▸ **Task item**
In the material below, find each line with the word "icon" and list it.

═══

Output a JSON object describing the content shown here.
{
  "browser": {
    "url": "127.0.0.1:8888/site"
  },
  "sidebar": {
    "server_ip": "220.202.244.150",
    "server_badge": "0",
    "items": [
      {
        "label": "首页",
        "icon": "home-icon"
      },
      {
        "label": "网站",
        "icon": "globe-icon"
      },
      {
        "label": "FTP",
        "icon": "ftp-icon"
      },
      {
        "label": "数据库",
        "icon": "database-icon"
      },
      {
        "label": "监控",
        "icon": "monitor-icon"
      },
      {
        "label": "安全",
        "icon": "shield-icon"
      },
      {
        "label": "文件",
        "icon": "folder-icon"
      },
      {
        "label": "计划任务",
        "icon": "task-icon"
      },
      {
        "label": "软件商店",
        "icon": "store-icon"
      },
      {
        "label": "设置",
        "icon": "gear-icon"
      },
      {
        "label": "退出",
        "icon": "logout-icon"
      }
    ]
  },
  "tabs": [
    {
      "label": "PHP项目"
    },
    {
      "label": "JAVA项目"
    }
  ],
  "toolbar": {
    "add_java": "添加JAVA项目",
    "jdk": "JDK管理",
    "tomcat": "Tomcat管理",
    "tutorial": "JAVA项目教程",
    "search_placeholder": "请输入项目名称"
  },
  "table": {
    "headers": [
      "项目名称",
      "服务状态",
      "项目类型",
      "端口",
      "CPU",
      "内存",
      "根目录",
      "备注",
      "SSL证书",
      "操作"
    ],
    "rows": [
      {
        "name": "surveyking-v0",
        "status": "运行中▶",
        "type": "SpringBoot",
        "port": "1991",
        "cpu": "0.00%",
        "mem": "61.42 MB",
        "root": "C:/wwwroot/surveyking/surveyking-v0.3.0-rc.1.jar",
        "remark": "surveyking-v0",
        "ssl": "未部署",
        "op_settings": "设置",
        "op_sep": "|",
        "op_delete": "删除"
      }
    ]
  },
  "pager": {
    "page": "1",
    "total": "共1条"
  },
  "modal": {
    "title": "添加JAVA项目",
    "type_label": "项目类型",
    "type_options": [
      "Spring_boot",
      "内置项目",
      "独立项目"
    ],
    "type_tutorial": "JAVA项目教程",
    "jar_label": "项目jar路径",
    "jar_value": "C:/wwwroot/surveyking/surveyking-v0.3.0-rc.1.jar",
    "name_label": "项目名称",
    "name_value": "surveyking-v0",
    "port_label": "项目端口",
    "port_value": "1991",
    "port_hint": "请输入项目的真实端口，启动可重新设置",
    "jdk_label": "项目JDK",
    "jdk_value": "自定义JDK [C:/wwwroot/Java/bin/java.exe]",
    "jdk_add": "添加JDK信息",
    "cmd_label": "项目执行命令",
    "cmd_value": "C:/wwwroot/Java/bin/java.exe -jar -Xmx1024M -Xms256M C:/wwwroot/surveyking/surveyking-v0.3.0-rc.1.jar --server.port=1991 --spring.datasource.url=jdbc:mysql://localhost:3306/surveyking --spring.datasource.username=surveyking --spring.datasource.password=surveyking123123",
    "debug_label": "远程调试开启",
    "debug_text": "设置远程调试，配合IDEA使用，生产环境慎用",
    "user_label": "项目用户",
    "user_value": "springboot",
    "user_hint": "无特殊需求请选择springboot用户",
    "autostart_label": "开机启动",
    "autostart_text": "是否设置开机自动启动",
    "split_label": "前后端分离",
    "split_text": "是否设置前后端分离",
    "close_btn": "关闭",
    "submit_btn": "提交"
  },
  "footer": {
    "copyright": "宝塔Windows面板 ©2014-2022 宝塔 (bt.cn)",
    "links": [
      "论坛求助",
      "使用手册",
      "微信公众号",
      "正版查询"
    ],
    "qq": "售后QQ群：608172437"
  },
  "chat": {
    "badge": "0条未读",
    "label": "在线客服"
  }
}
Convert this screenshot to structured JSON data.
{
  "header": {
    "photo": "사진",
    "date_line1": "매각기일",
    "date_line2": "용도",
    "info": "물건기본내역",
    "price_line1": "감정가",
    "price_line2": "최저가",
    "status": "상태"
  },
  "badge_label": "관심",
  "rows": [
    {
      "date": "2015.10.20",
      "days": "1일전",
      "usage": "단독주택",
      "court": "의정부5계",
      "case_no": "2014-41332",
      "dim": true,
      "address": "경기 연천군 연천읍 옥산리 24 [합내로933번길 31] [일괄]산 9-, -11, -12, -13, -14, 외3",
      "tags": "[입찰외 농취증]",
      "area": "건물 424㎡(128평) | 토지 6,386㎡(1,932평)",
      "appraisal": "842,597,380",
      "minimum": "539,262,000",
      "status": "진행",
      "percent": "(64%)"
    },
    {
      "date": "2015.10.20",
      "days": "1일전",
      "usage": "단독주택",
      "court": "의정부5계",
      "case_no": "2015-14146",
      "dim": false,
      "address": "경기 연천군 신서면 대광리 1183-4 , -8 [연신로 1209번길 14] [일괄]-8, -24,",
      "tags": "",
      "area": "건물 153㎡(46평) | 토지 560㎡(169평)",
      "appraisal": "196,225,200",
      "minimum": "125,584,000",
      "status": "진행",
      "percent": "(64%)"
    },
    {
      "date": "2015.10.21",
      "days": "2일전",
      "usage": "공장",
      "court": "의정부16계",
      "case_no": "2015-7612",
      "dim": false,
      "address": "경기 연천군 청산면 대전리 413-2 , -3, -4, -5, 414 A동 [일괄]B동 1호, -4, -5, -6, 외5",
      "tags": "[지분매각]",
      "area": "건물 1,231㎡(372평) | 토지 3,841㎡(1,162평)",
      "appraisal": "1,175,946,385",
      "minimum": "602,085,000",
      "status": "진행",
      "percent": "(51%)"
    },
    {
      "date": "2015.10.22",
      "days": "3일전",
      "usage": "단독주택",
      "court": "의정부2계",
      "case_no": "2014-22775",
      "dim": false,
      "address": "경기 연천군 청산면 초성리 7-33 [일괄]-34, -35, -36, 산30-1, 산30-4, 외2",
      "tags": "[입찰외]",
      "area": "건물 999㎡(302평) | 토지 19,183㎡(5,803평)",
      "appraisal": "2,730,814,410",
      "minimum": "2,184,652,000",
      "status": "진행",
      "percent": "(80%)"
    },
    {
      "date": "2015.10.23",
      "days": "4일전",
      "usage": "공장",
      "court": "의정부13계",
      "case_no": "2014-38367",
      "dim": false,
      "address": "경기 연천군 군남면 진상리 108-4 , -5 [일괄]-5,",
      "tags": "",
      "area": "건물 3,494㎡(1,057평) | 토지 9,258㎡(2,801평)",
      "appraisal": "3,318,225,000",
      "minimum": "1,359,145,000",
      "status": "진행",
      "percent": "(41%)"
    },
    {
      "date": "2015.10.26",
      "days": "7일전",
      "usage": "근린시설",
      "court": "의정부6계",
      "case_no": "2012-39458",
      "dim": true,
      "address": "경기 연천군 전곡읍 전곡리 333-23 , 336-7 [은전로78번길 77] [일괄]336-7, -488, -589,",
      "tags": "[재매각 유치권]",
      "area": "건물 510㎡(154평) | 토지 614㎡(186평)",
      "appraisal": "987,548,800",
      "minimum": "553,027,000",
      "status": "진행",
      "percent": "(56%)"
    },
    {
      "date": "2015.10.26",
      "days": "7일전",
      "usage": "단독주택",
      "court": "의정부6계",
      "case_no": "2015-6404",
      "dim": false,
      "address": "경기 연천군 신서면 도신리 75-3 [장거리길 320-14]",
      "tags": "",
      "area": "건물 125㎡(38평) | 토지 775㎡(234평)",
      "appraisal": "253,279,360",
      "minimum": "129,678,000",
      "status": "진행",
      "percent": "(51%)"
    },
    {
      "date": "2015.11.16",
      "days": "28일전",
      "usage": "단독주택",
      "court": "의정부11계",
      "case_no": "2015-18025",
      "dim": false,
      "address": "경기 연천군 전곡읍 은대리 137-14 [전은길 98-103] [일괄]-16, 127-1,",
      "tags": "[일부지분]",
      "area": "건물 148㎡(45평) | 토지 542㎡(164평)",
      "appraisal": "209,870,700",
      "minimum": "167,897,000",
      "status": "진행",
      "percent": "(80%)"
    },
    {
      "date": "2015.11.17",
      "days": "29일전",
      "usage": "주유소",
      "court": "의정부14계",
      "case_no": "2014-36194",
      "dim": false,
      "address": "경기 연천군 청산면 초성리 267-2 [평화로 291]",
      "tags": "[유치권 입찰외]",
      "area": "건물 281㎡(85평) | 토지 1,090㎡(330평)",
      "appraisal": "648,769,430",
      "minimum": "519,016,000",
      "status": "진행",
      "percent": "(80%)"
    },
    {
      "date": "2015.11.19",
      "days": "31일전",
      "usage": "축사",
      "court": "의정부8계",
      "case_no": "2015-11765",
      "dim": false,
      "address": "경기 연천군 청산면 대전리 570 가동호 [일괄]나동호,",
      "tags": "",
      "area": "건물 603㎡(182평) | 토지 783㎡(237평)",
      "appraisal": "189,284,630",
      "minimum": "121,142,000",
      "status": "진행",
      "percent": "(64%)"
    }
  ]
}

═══

▸ **Result**
        "icon": "home-icon"
        "icon": "globe-icon"
        "icon": "ftp-icon"
        "icon": "database-icon"
        "icon": "monitor-icon"
        "icon": "shield-icon"
        "icon": "folder-icon"
        "icon": "task-icon"
        "icon": "store-icon"
        "icon": "gear-icon"
        "icon": "logout-icon"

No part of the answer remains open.